**Your assignment:**
Among the entries below, how many lines hold "this"? Only the number is wanted.

**Input:**
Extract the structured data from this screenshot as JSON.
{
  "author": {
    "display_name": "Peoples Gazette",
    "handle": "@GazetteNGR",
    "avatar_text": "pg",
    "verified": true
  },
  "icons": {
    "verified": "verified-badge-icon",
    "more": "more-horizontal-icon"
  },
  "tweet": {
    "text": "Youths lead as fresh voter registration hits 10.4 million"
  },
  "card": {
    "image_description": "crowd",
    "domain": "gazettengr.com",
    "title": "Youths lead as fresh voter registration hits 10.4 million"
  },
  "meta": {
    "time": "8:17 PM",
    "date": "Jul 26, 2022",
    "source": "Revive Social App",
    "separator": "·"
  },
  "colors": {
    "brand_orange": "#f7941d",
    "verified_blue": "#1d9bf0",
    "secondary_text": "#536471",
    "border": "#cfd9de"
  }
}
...
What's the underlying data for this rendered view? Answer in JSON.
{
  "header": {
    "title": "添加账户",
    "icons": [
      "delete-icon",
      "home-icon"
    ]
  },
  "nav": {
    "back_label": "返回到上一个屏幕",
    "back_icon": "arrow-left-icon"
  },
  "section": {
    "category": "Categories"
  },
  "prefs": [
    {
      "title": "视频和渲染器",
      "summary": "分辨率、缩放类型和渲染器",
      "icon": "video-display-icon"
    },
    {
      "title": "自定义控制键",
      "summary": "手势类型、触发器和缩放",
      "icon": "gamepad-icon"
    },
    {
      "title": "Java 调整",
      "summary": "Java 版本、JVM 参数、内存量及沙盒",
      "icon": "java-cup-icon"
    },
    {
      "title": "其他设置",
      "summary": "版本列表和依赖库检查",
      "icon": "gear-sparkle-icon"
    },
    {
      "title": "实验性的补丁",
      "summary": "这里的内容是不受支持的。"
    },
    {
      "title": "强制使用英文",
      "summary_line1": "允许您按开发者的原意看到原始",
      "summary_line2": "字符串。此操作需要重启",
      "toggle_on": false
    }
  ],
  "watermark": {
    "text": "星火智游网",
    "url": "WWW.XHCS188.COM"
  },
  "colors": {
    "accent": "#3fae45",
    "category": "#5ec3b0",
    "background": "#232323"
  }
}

**Response to the task:**
2